Freedom is defined so many ways. Too often freedom is defined too definitely. The women with a physics degree decides to be a stay at home mom is free, but some don't think she is free. The person who travels continuously, without stopping because they don't really know how to stop may be less free. The person who has decided that they have too many sentimental attachments to a past life and tries to get rid of these so that they can follow an imagined dream may be least free of all. The lack of freedom may not be the sentimental attachments, but rather the feeling that these need to be eliminated. The feeling that there is something wrong with the way they are. The inability to either accept how things are, or grow from them AND with them. Too many people try to gain freedom by cutting the very foundation that their love of freedom grew from.

I think that cuts to the heart of it. Part of the reason many people don't feel free is they are looking for excuses why they are not doing what they think they like. A person who thinks they want to travel might believe that it is their house that is limiting their freedom. That is not true. If they want to hit the road, the house should not stop them. They can sell it, rent it or just walk away from it. The house is a minor inconvenience, a minor complication. If you want to sail around the world, you have the freedom to do so. You might need to find a boat first. Maybe learn how to sail. But those are just details.

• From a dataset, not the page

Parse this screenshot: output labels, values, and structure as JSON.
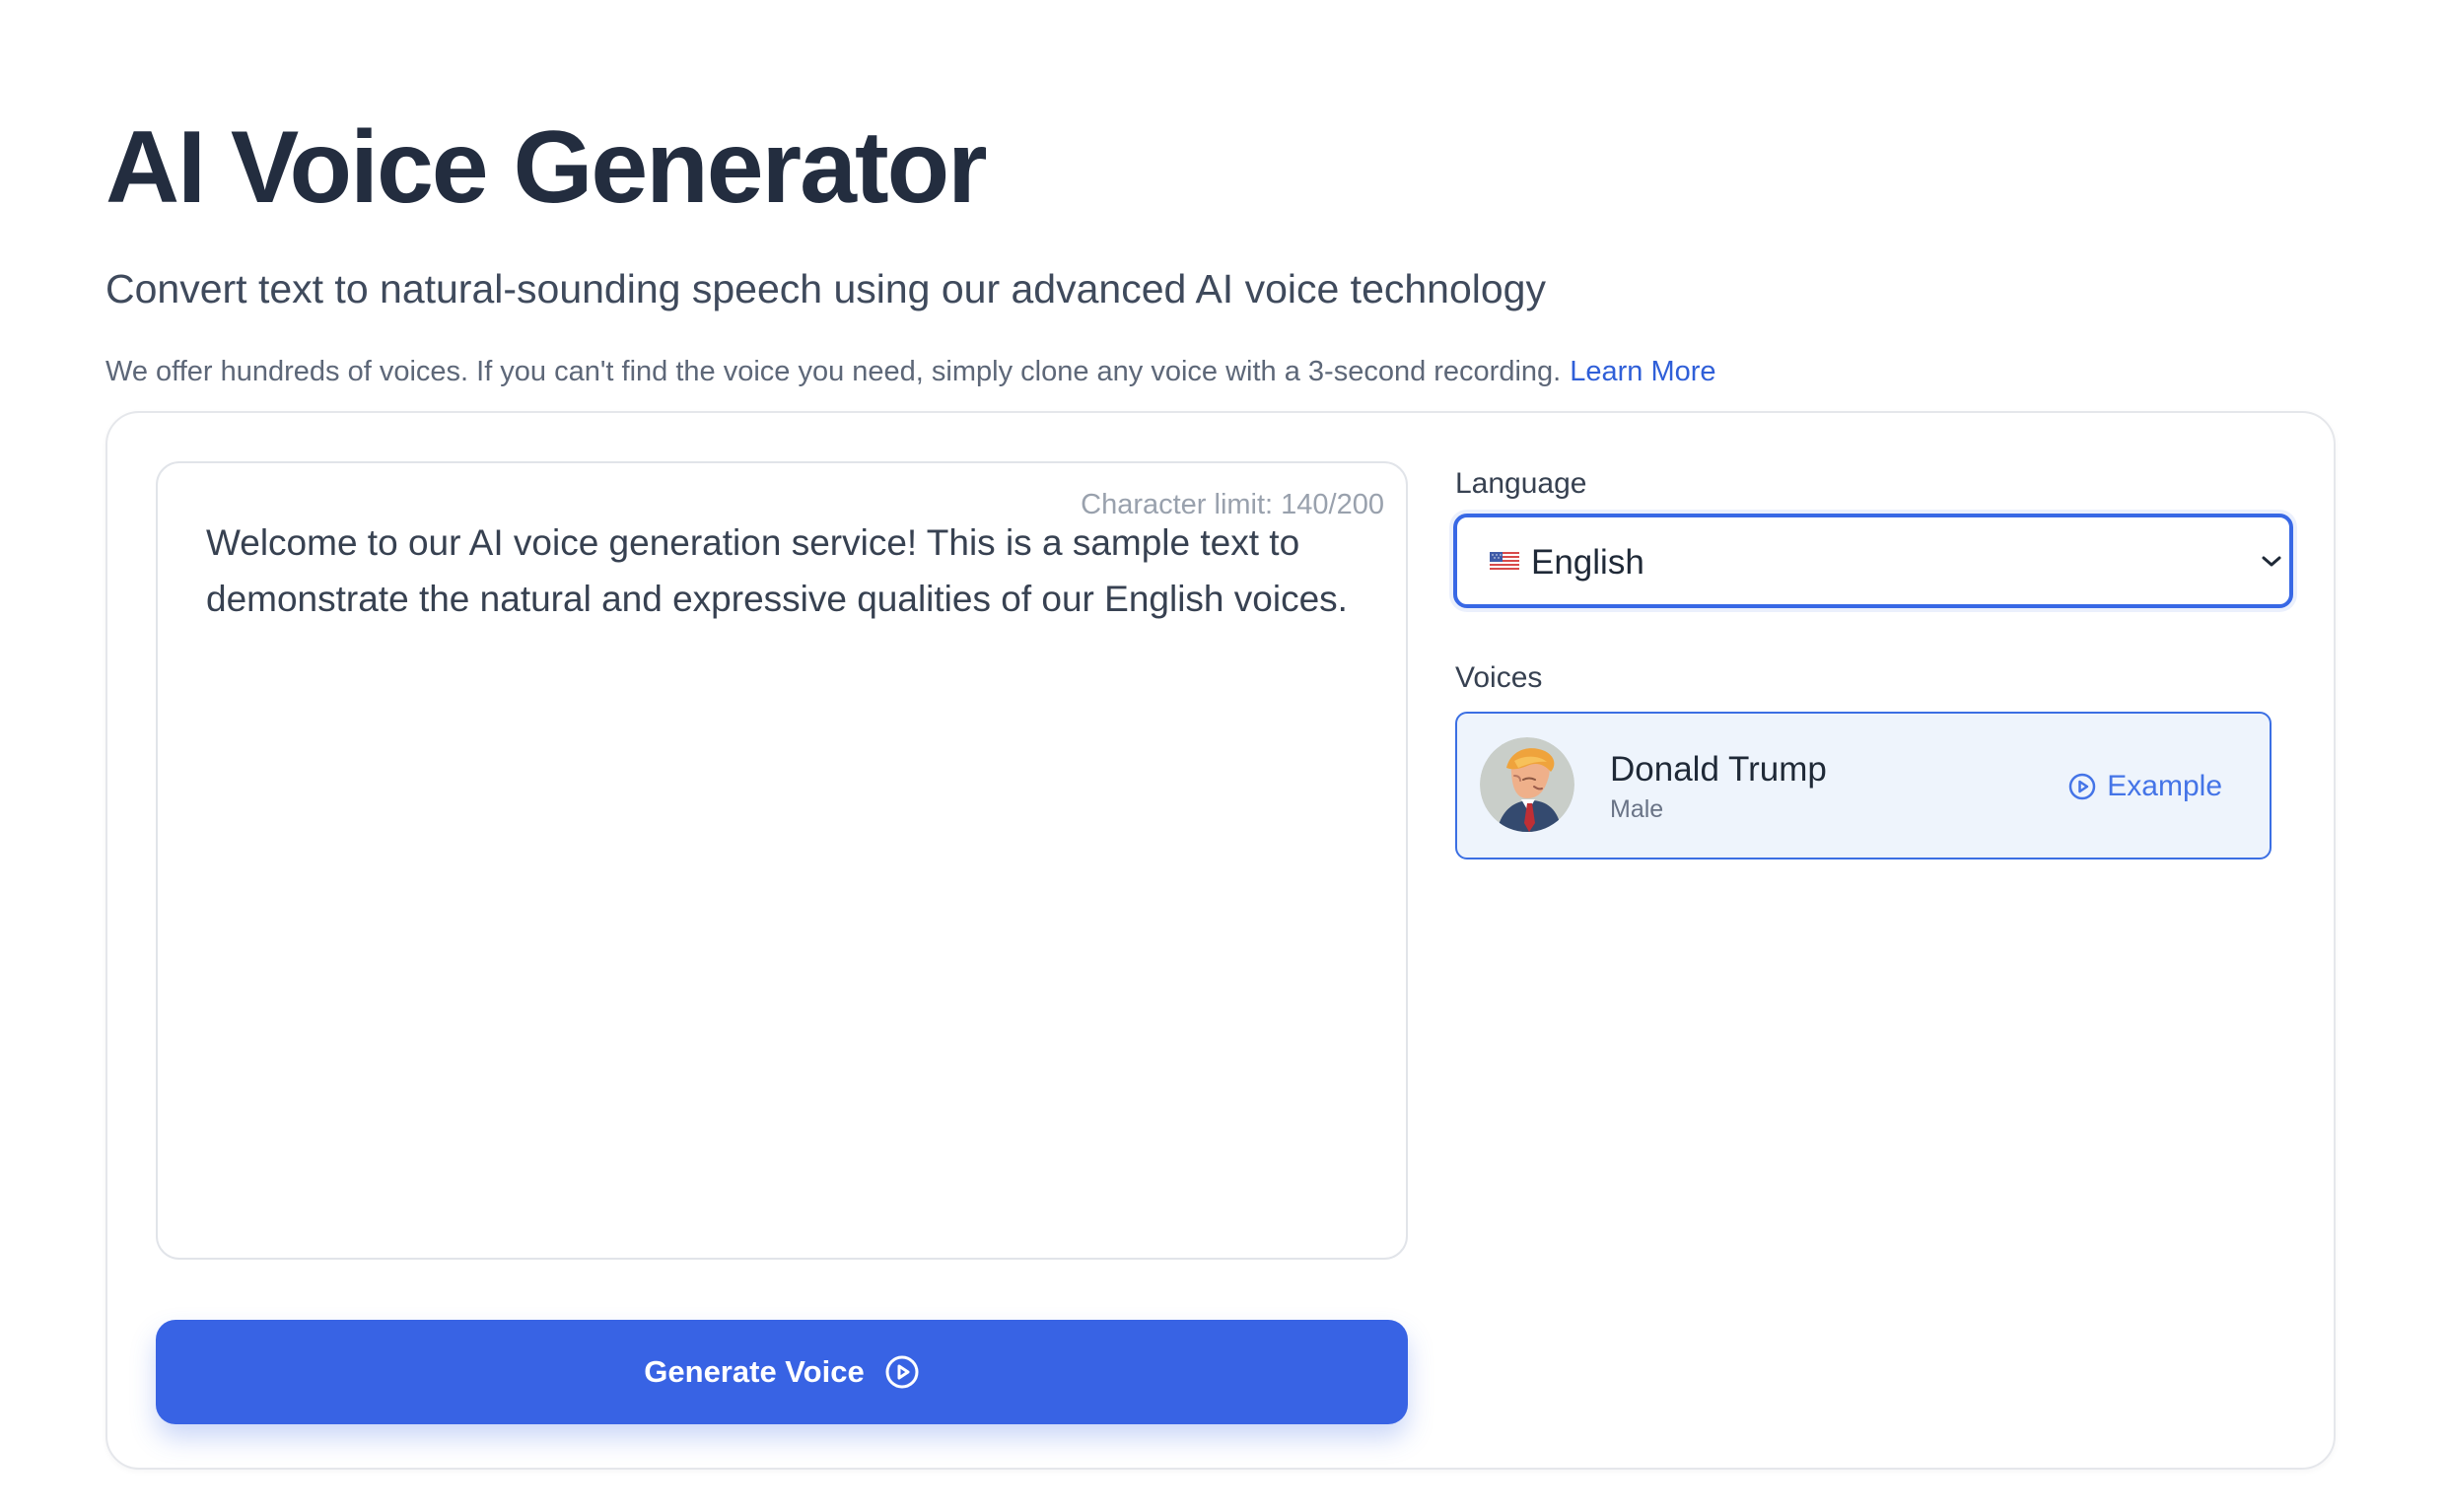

For example, I could sell everything and just head out on the road on my bike. This would be fairly easy. But there are self imposed obstacles to this. I am a bit conservative and would rather not go around without health insurance. I have a good job that I can retire from in a reasonable future. I have family that I would not want to be away from for so long. The list goes on. Plus, I don't really think I would like that as much as I say I would. Long trips I would love, but to actually live on the road, I don't know. But these restrictions are not restrictions on my freedom. They are complications that prevent me from doing such a thing.

Now, if something suddenly happened, such as losing my job, or winning the lottery the balance might shift. But I would not be more free.

Bob L